Finally, Dunn quotes Spicq's entry on ametameletos in volume 1 of Notes de lexicographie Néo-Testamentaire, in which he states that the Greek word in question has the "force of a legal axiom" (quoted in Dunn, op. cit., p. 686) As we have already seen in the way that the root word is used in the LXX of Psalm 110:4 ("The Lord sware, and will not repent, Thou art a priest for ever, after the order of Melchisedec"), to "repent" of something can indeed - as it does in this context of the royal coronation and Covenant oath to David - carry a legal meaning of something which is irrevocable. Perhaps this rather obvious sense of the word is precisely why it is so commonly translated as "irrevocable" in our English Bibles, and why Pope John Paul II referred precisely to Romans 11:29 in order to support his statement that the Old Covenant was "never revoked by God [cf. Rom. 11,29]." (Pope John Paul II, Address to the Hebrew Community in Mainz, November 17, 1980, source)
In conclusion, we have seen that Romans 11:29 provides the reader with St. Paul's justification and foundation for the claims he makes in Romans 11:25-28 concerning Israel's continuing relationship with God; He has not finished with Israel yet, even though a hardness has come upon a part of Israel, and He will save them in the end, precisely because the "gifts" and "call" are "irrevocable." We also saw that the "call" of God in v. 29 was synonymous with the "election" of God in v. 28; this call-vocation-election occurred before the Sinai Covenant, and is therefore independent of that Covenant; the vocation itself, as we observed in Isaiah, is rooted in the call and vocation of Abraham.

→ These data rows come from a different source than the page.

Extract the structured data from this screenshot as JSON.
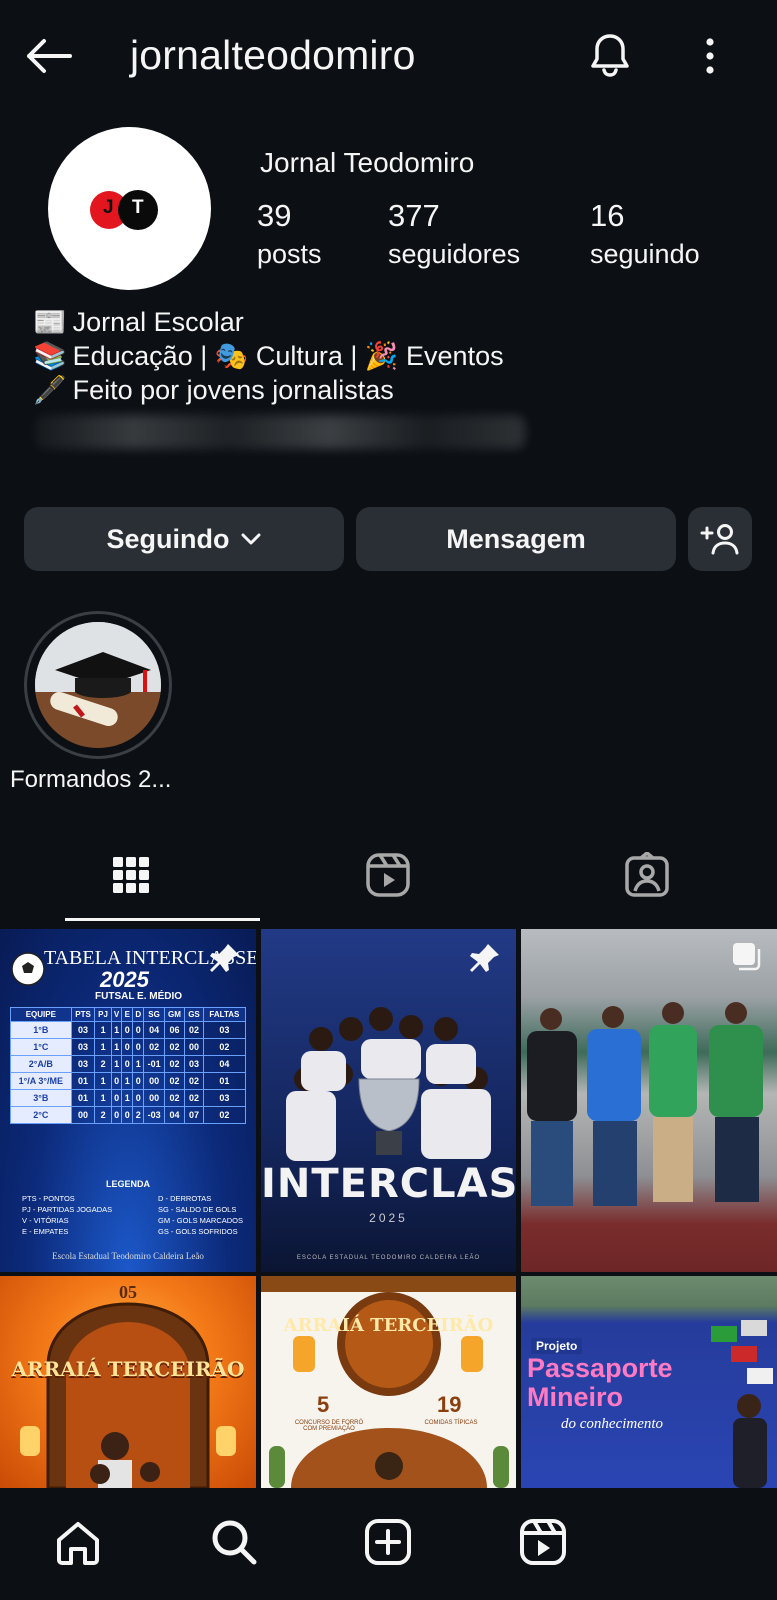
{
  "header": {
    "username": "jornalteodomiro",
    "icons": {
      "back": "arrow-left-icon",
      "bell": "bell-icon",
      "more": "more-vertical-icon"
    }
  },
  "profile": {
    "display_name": "Jornal Teodomiro",
    "avatar_logo": {
      "left_letter": "J",
      "right_letter": "T",
      "left_color": "#e3161f",
      "right_color": "#0a0a0a"
    },
    "stats": [
      {
        "value": "39",
        "label": "posts"
      },
      {
        "value": "377",
        "label": "seguidores"
      },
      {
        "value": "16",
        "label": "seguindo"
      }
    ],
    "bio": [
      {
        "emoji": "📰",
        "text": "Jornal Escolar"
      },
      {
        "emoji": "📚",
        "text": "Educação | 🎭 Cultura | 🎉 Eventos"
      },
      {
        "emoji": "🖋️",
        "text": "Feito por jovens jornalistas"
      }
    ]
  },
  "actions": {
    "following_label": "Seguindo",
    "message_label": "Mensagem"
  },
  "highlights": [
    {
      "label": "Formandos 2..."
    }
  ],
  "tabs": [
    {
      "name": "grid",
      "active": true
    },
    {
      "name": "reels",
      "active": false
    },
    {
      "name": "tagged",
      "active": false
    }
  ],
  "posts": [
    {
      "title": "TABELA INTERCLASSE",
      "year": "2025",
      "subtitle": "FUTSAL E. MÉDIO",
      "headers": [
        "EQUIPE",
        "PTS",
        "PJ",
        "V",
        "E",
        "D",
        "SG",
        "GM",
        "GS",
        "FALTAS"
      ],
      "rows": [
        [
          "1°B",
          "03",
          "1",
          "1",
          "0",
          "0",
          "04",
          "06",
          "02",
          "03"
        ],
        [
          "1°C",
          "03",
          "1",
          "1",
          "0",
          "0",
          "02",
          "02",
          "00",
          "02"
        ],
        [
          "2°A/B",
          "03",
          "2",
          "1",
          "0",
          "1",
          "-01",
          "02",
          "03",
          "04"
        ],
        [
          "1°/A 3°/ME",
          "01",
          "1",
          "0",
          "1",
          "0",
          "00",
          "02",
          "02",
          "01"
        ],
        [
          "3°B",
          "01",
          "1",
          "0",
          "1",
          "0",
          "00",
          "02",
          "02",
          "03"
        ],
        [
          "2°C",
          "00",
          "2",
          "0",
          "0",
          "2",
          "-03",
          "04",
          "07",
          "02"
        ]
      ],
      "legend_title": "LEGENDA",
      "legend": [
        "PTS - PONTOS",
        "PJ - PARTIDAS JOGADAS",
        "V - VITÓRIAS",
        "E - EMPATES",
        "D - DERROTAS",
        "SG - SALDO DE GOLS",
        "GM - GOLS MARCADOS",
        "GS - GOLS SOFRIDOS"
      ],
      "footer": "Escola Estadual Teodomiro Caldeira Leão",
      "pinned": true
    },
    {
      "title": "INTERCLASSE",
      "year": "2025",
      "footer": "ESCOLA ESTADUAL TEODOMIRO CALDEIRA LEÃO",
      "pinned": true
    },
    {
      "title": "",
      "type": "photo",
      "multi": true
    },
    {
      "title": "ARRAIÁ TERCEIRÃO",
      "date": "05"
    },
    {
      "title": "ARRAIÁ TERCEIRÃO",
      "left_num": "5",
      "left_caption": "CONCURSO DE FORRÓ COM PREMIAÇÃO",
      "right_num": "19",
      "right_caption": "COMIDAS TÍPICAS"
    },
    {
      "title_small": "Projeto",
      "title": "Passaporte Mineiro",
      "subtitle": "do conhecimento"
    }
  ],
  "bottom_nav": [
    "home-icon",
    "search-icon",
    "create-icon",
    "reels-icon"
  ],
  "colors": {
    "background": "#0c1014",
    "button": "#2a2f35",
    "text": "#f5f5f5"
  }
}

Examining the usage of Romans 11:29 in the Catechism, and surveying the opinions of various exegetes, we saw that the "gifts" of Romans 11:29 are quite likely a reference to the privileges of Israel enumerated in Romans 9:4-5, including the "covenants." Finally, we saw that the Greek word ametameletos has historically had a literary and a juridical meaning, and that even in its usage at 2 Cor. 7:10, it carries the sense of irrevocability and refusal to change. In its context in Romans 11, with the love and grace of God in view, it only makes sense to render the Greek as "irrevocable" with regard to Israel.